This is the sixth and final part of our series on moving beyond compliance to improve the health and safety culture within your organisation. The articles on this blog are abridged versions of those in the complete eBook which you can download from Beyond Compliance: A Guide to Changing the Health and Safety Culture in Your Organisation. Feel free to share this widely within your own organisation.
For ease of reading on this blog, the previous five parts of the series are linked to here:
This final part focuses on monitoring health and safety progress, initiatives, and policies, as well as conducting reviews into the effectiveness of what you are doing. This is a core pillar of creating the right culture in your organisation.
In fact, it is so crucial to the process that it has already been mentioned several times throughout this series. We talked about the board receiving regular health and safety reports to keep them informed of exactly what is happening and how the company is performing in this crucial strategy area. In addition, monitoring is an important part of health and safety training and business learning.
Carrying out reviews and constantly monitoring health and safety issues is crucial for several reasons:
- Risks can change because work practices change, workplaces change, employees change, technology changes, and more
- New risks can emerge because of the above and because of company diversification or expansion
- Incidents often result in re-evaluations
- You can’t get everything 100 percent right first time, every time
- People become complacent or they become too comfortable and are no longer as proactive at identifying or dealing with risks
What You Should Do
Firstly, you should make sure you have proper incident reporting procedures in place that include reporting near miss and minor incidents. After all, it is these lesser incidents that will help you avoid something more serious in the future.
You then need to encourage reporting at all levels of the organisation. This goes back to the non-blaming culture that has been talked about previously, i.e. giving employees the confidence that in reporting the incident, they are helping the organisation instead of putting themselves or one of their colleagues at risk of disciplinary action.
Secondly, you should never take anything personally and you should discourage others from doing so as well. This is one of the biggest barriers to change in organisations – the unwillingness of people to accept that something they created is not as effective as it should be so needs to be changed.
A proper health and safety culture does not have room for attitudes like this, plus the issues at stake are too important. Therefore, everything should be liable to review and change.
Finally, you should never accept anything other than perfection. In health and safety, that means zero incidents – near misses, minor incidents, or those that cause harm.
Of course, there are some who think the zero-incident approach is unachievable and, ultimately, ineffective. This only applies when you have a compliance approach to health and safety, however.

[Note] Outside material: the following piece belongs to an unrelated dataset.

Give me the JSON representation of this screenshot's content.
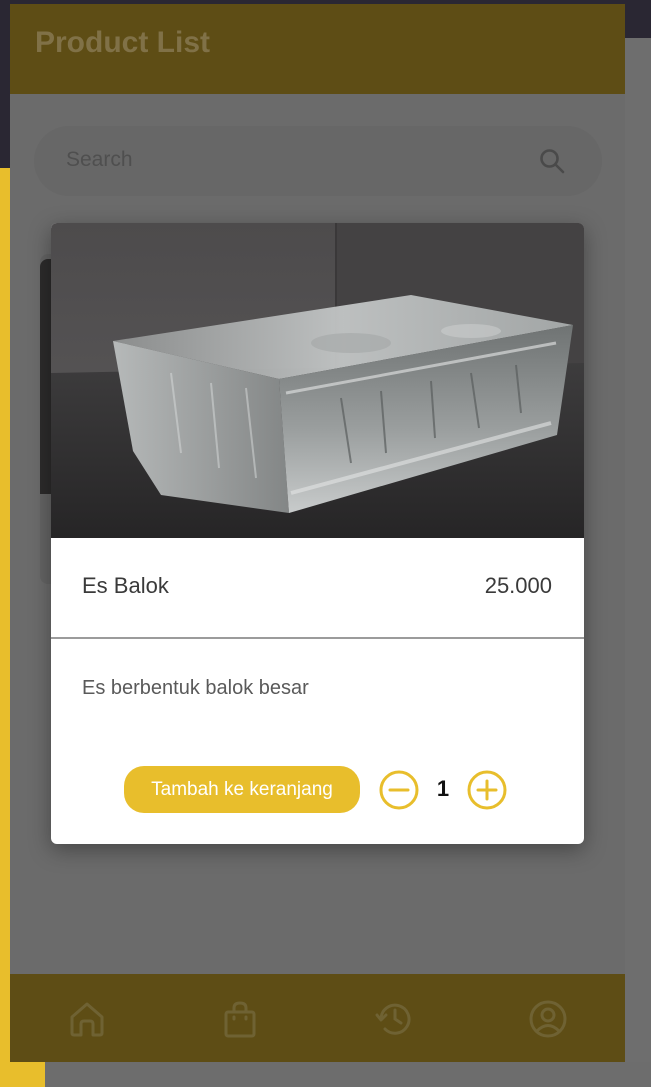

When you have a proper health and safety culture, on the other hand, nothing but perfection should do. That means continuously and rigorously monitoring incidents and reviewing all aspects of the organisation.If You Like This Post, Please Share It!